[WHAT THE TASK REQUIRES]: All of the data should be repeated exactly; pictures are not part of the copy.

[AVAILABLE DATA]:
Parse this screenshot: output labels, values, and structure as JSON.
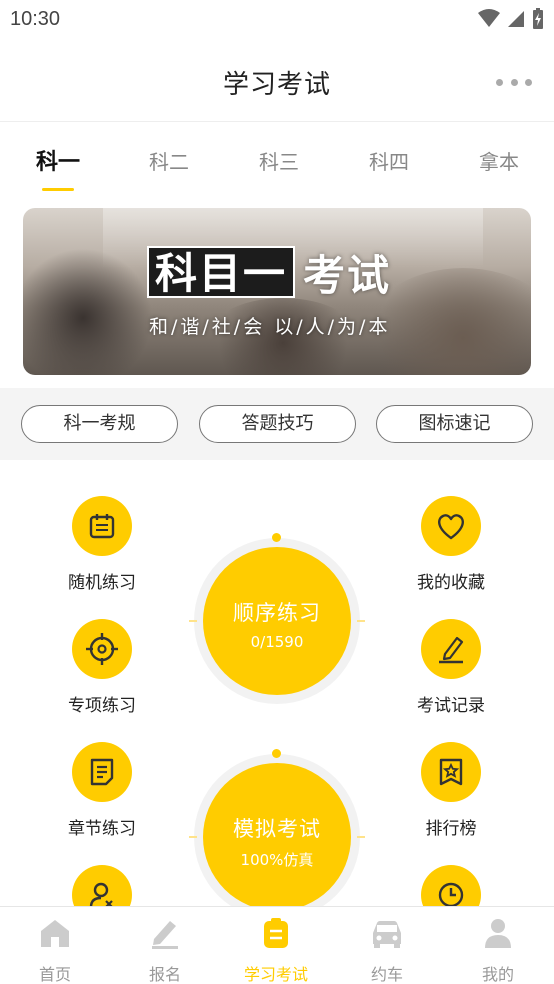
{
  "status_bar": {
    "time": "10:30"
  },
  "header": {
    "title": "学习考试"
  },
  "tabs": [
    {
      "label": "科一",
      "active": true
    },
    {
      "label": "科二",
      "active": false
    },
    {
      "label": "科三",
      "active": false
    },
    {
      "label": "科四",
      "active": false
    },
    {
      "label": "拿本",
      "active": false
    }
  ],
  "banner": {
    "title_box": "科目一",
    "title_rest": "考试",
    "subtitle": "和/谐/社/会 以/人/为/本"
  },
  "pills": [
    "科一考规",
    "答题技巧",
    "图标速记"
  ],
  "left_items": [
    {
      "label": "随机练习",
      "icon": "calendar-icon"
    },
    {
      "label": "专项练习",
      "icon": "target-icon"
    },
    {
      "label": "章节练习",
      "icon": "document-icon"
    },
    {
      "label": "",
      "icon": "user-error-icon"
    }
  ],
  "right_items": [
    {
      "label": "我的收藏",
      "icon": "heart-icon"
    },
    {
      "label": "考试记录",
      "icon": "edit-icon"
    },
    {
      "label": "排行榜",
      "icon": "ranking-icon"
    },
    {
      "label": "",
      "icon": "clock-icon"
    }
  ],
  "practice_circle": {
    "title": "顺序练习",
    "progress": "0/1590"
  },
  "exam_circle": {
    "title": "模拟考试",
    "subtitle": "100%仿真"
  },
  "bottom_nav": [
    {
      "label": "首页",
      "icon": "home-icon",
      "active": false
    },
    {
      "label": "报名",
      "icon": "signup-icon",
      "active": false
    },
    {
      "label": "学习考试",
      "icon": "study-icon",
      "active": true
    },
    {
      "label": "约车",
      "icon": "car-icon",
      "active": false
    },
    {
      "label": "我的",
      "icon": "profile-icon",
      "active": false
    }
  ],
  "colors": {
    "accent": "#ffcc00",
    "inactive": "#999999",
    "icon_grey": "#cccccc"
  }
}
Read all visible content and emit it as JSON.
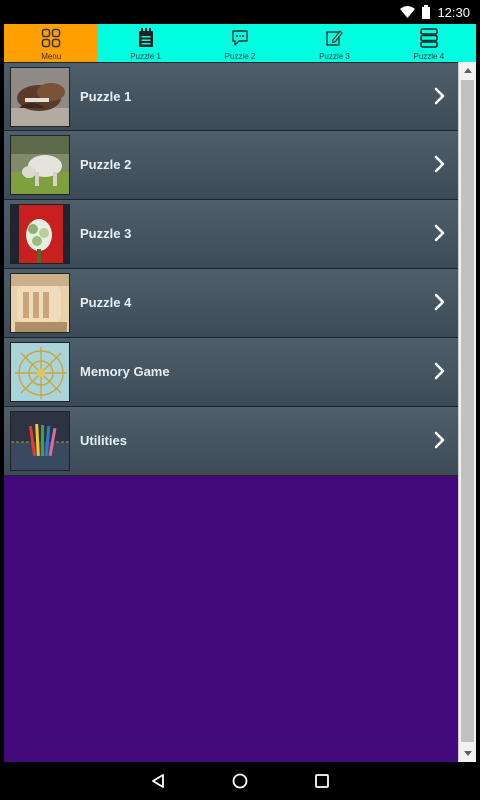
{
  "status": {
    "time": "12:30"
  },
  "tabs": [
    {
      "label": "Menu",
      "icon": "grid-icon",
      "active": true
    },
    {
      "label": "Puzzle 1",
      "icon": "notepad-icon"
    },
    {
      "label": "Puzzle 2",
      "icon": "chat-icon"
    },
    {
      "label": "Puzzle 3",
      "icon": "edit-icon"
    },
    {
      "label": "Puzzle 4",
      "icon": "stack-icon"
    }
  ],
  "menu_items": [
    {
      "label": "Puzzle 1",
      "thumb": "shoes-photo"
    },
    {
      "label": "Puzzle 2",
      "thumb": "goat-photo"
    },
    {
      "label": "Puzzle 3",
      "thumb": "bouquet-photo"
    },
    {
      "label": "Puzzle 4",
      "thumb": "glove-photo"
    },
    {
      "label": "Memory Game",
      "thumb": "pattern-photo"
    },
    {
      "label": "Utilities",
      "thumb": "pencils-photo"
    }
  ],
  "colors": {
    "tab_bar": "#00ffe0",
    "tab_active": "#ffa000",
    "list_bg": "#44097a",
    "item_bg": "#4a5a66"
  }
}
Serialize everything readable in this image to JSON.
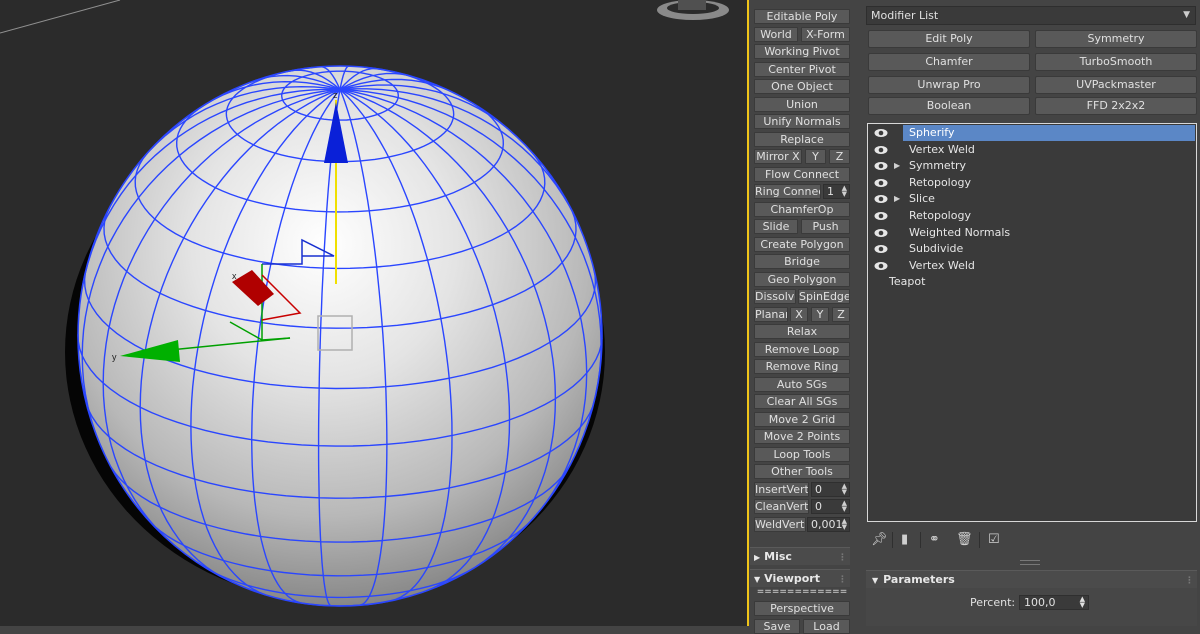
{
  "colors": {
    "viewport_bg": "#2b2b2b",
    "wire": "#2a46ff",
    "selection_highlight": "#5b87c6",
    "panel_bg": "#444444",
    "separator": "#f0c419",
    "gizmo_x": "#c80000",
    "gizmo_y": "#00a000",
    "gizmo_z": "#0018c8"
  },
  "viewport": {
    "gizmo_labels": {
      "x": "x",
      "y": "y",
      "z": "z"
    }
  },
  "toolbar": {
    "editable_poly": "Editable Poly",
    "world": "World",
    "x_form": "X-Form",
    "working_pivot": "Working Pivot",
    "center_pivot": "Center Pivot",
    "one_object": "One Object",
    "union": "Union",
    "unify_normals": "Unify Normals",
    "replace": "Replace",
    "mirror_x": "Mirror X",
    "mirror_y": "Y",
    "mirror_z": "Z",
    "flow_connect": "Flow Connect",
    "ring_connect": "Ring Connect",
    "ring_connect_value": "1",
    "chamferop": "ChamferOp",
    "slide": "Slide",
    "push": "Push",
    "create_polygon": "Create Polygon",
    "bridge": "Bridge",
    "geo_polygon": "Geo Polygon",
    "dissolve": "Dissolve",
    "spinedge": "SpinEdge",
    "planar": "Planar",
    "planar_x": "X",
    "planar_y": "Y",
    "planar_z": "Z",
    "relax": "Relax",
    "remove_loop": "Remove Loop",
    "remove_ring": "Remove Ring",
    "auto_sgs": "Auto SGs",
    "clear_all_sgs": "Clear All SGs",
    "move_2_grid": "Move 2 Grid",
    "move_2_points": "Move 2 Points",
    "loop_tools": "Loop Tools",
    "other_tools": "Other Tools",
    "insertverts": "InsertVerts",
    "insertverts_value": "0",
    "cleanverts": "CleanVerts",
    "cleanverts_value": "0",
    "weldverts": "WeldVerts",
    "weldverts_value": "0,001",
    "misc": "Misc",
    "viewport_rollout": "Viewport",
    "viewport_divider": "============",
    "perspective": "Perspective",
    "save": "Save",
    "load": "Load"
  },
  "command_panel": {
    "modifier_list": "Modifier List",
    "modifier_buttons": [
      "Edit Poly",
      "Symmetry",
      "Chamfer",
      "TurboSmooth",
      "Unwrap Pro",
      "UVPackmaster",
      "Boolean",
      "FFD 2x2x2"
    ],
    "stack": [
      {
        "label": "Spherify",
        "eye": true,
        "expand": false,
        "selected": true
      },
      {
        "label": "Vertex Weld",
        "eye": true,
        "expand": false,
        "selected": false
      },
      {
        "label": "Symmetry",
        "eye": true,
        "expand": true,
        "selected": false
      },
      {
        "label": "Retopology",
        "eye": true,
        "expand": false,
        "selected": false
      },
      {
        "label": "Slice",
        "eye": true,
        "expand": true,
        "selected": false
      },
      {
        "label": "Retopology",
        "eye": true,
        "expand": false,
        "selected": false
      },
      {
        "label": "Weighted Normals",
        "eye": true,
        "expand": false,
        "selected": false
      },
      {
        "label": "Subdivide",
        "eye": true,
        "expand": false,
        "selected": false
      },
      {
        "label": "Vertex Weld",
        "eye": true,
        "expand": false,
        "selected": false
      },
      {
        "label": "Teapot",
        "eye": false,
        "expand": false,
        "selected": false
      }
    ],
    "parameters": {
      "title": "Parameters",
      "percent_label": "Percent:",
      "percent_value": "100,0"
    }
  }
}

[SOLUTION]:
Parse this screenshot: output labels, values, and structure as JSON.
{
  "status_bar": {
    "time": "10:30"
  },
  "header": {
    "title": "学习考试"
  },
  "tabs": [
    {
      "label": "科一",
      "active": true
    },
    {
      "label": "科二",
      "active": false
    },
    {
      "label": "科三",
      "active": false
    },
    {
      "label": "科四",
      "active": false
    },
    {
      "label": "拿本",
      "active": false
    }
  ],
  "banner": {
    "title_box": "科目一",
    "title_rest": "考试",
    "subtitle": "和/谐/社/会 以/人/为/本"
  },
  "pills": [
    "科一考规",
    "答题技巧",
    "图标速记"
  ],
  "left_items": [
    {
      "label": "随机练习",
      "icon": "calendar-icon"
    },
    {
      "label": "专项练习",
      "icon": "target-icon"
    },
    {
      "label": "章节练习",
      "icon": "document-icon"
    },
    {
      "label": "",
      "icon": "user-error-icon"
    }
  ],
  "right_items": [
    {
      "label": "我的收藏",
      "icon": "heart-icon"
    },
    {
      "label": "考试记录",
      "icon": "edit-icon"
    },
    {
      "label": "排行榜",
      "icon": "ranking-icon"
    },
    {
      "label": "",
      "icon": "clock-icon"
    }
  ],
  "practice_circle": {
    "title": "顺序练习",
    "progress": "0/1590"
  },
  "exam_circle": {
    "title": "模拟考试",
    "subtitle": "100%仿真"
  },
  "bottom_nav": [
    {
      "label": "首页",
      "icon": "home-icon",
      "active": false
    },
    {
      "label": "报名",
      "icon": "signup-icon",
      "active": false
    },
    {
      "label": "学习考试",
      "icon": "study-icon",
      "active": true
    },
    {
      "label": "约车",
      "icon": "car-icon",
      "active": false
    },
    {
      "label": "我的",
      "icon": "profile-icon",
      "active": false
    }
  ],
  "colors": {
    "accent": "#ffcc00",
    "inactive": "#999999",
    "icon_grey": "#cccccc"
  }
}
Read all visible content and emit it as JSON.
{
  "status": {
    "time": "12:30"
  },
  "tabs": [
    {
      "label": "Menu",
      "icon": "grid-icon",
      "active": true
    },
    {
      "label": "Puzzle 1",
      "icon": "notepad-icon"
    },
    {
      "label": "Puzzle 2",
      "icon": "chat-icon"
    },
    {
      "label": "Puzzle 3",
      "icon": "edit-icon"
    },
    {
      "label": "Puzzle 4",
      "icon": "stack-icon"
    }
  ],
  "menu_items": [
    {
      "label": "Puzzle 1",
      "thumb": "shoes-photo"
    },
    {
      "label": "Puzzle 2",
      "thumb": "goat-photo"
    },
    {
      "label": "Puzzle 3",
      "thumb": "bouquet-photo"
    },
    {
      "label": "Puzzle 4",
      "thumb": "glove-photo"
    },
    {
      "label": "Memory Game",
      "thumb": "pattern-photo"
    },
    {
      "label": "Utilities",
      "thumb": "pencils-photo"
    }
  ],
  "colors": {
    "tab_bar": "#00ffe0",
    "tab_active": "#ffa000",
    "list_bg": "#44097a",
    "item_bg": "#4a5a66"
  }
}
Serialize everything readable in this image to JSON.
{
  "colors": {
    "viewport_bg": "#2b2b2b",
    "wire": "#2a46ff",
    "selection_highlight": "#5b87c6",
    "panel_bg": "#444444",
    "separator": "#f0c419",
    "gizmo_x": "#c80000",
    "gizmo_y": "#00a000",
    "gizmo_z": "#0018c8"
  },
  "viewport": {
    "gizmo_labels": {
      "x": "x",
      "y": "y",
      "z": "z"
    }
  },
  "toolbar": {
    "editable_poly": "Editable Poly",
    "world": "World",
    "x_form": "X-Form",
    "working_pivot": "Working Pivot",
    "center_pivot": "Center Pivot",
    "one_object": "One Object",
    "union": "Union",
    "unify_normals": "Unify Normals",
    "replace": "Replace",
    "mirror_x": "Mirror X",
    "mirror_y": "Y",
    "mirror_z": "Z",
    "flow_connect": "Flow Connect",
    "ring_connect": "Ring Connect",
    "ring_connect_value": "1",
    "chamferop": "ChamferOp",
    "slide": "Slide",
    "push": "Push",
    "create_polygon": "Create Polygon",
    "bridge": "Bridge",
    "geo_polygon": "Geo Polygon",
    "dissolve": "Dissolve",
    "spinedge": "SpinEdge",
    "planar": "Planar",
    "planar_x": "X",
    "planar_y": "Y",
    "planar_z": "Z",
    "relax": "Relax",
    "remove_loop": "Remove Loop",
    "remove_ring": "Remove Ring",
    "auto_sgs": "Auto SGs",
    "clear_all_sgs": "Clear All SGs",
    "move_2_grid": "Move 2 Grid",
    "move_2_points": "Move 2 Points",
    "loop_tools": "Loop Tools",
    "other_tools": "Other Tools",
    "insertverts": "InsertVerts",
    "insertverts_value": "0",
    "cleanverts": "CleanVerts",
    "cleanverts_value": "0",
    "weldverts": "WeldVerts",
    "weldverts_value": "0,001",
    "misc": "Misc",
    "viewport_rollout": "Viewport",
    "viewport_divider": "============",
    "perspective": "Perspective",
    "save": "Save",
    "load": "Load"
  },
  "command_panel": {
    "modifier_list": "Modifier List",
    "modifier_buttons": [
      "Edit Poly",
      "Symmetry",
      "Chamfer",
      "TurboSmooth",
      "Unwrap Pro",
      "UVPackmaster",
      "Boolean",
      "FFD 2x2x2"
    ],
    "stack": [
      {
        "label": "Spherify",
        "eye": true,
        "expand": false,
        "selected": true
      },
      {
        "label": "Vertex Weld",
        "eye": true,
        "expand": false,
        "selected": false
      },
      {
        "label": "Symmetry",
        "eye": true,
        "expand": true,
        "selected": false
      },
      {
        "label": "Retopology",
        "eye": true,
        "expand": false,
        "selected": false
      },
      {
        "label": "Slice",
        "eye": true,
        "expand": true,
        "selected": false
      },
      {
        "label": "Retopology",
        "eye": true,
        "expand": false,
        "selected": false
      },
      {
        "label": "Weighted Normals",
        "eye": true,
        "expand": false,
        "selected": false
      },
      {
        "label": "Subdivide",
        "eye": true,
        "expand": false,
        "selected": false
      },
      {
        "label": "Vertex Weld",
        "eye": true,
        "expand": false,
        "selected": false
      },
      {
        "label": "Teapot",
        "eye": false,
        "expand": false,
        "selected": false
      }
    ],
    "parameters": {
      "title": "Parameters",
      "percent_label": "Percent:",
      "percent_value": "100,0"
    }
  }
}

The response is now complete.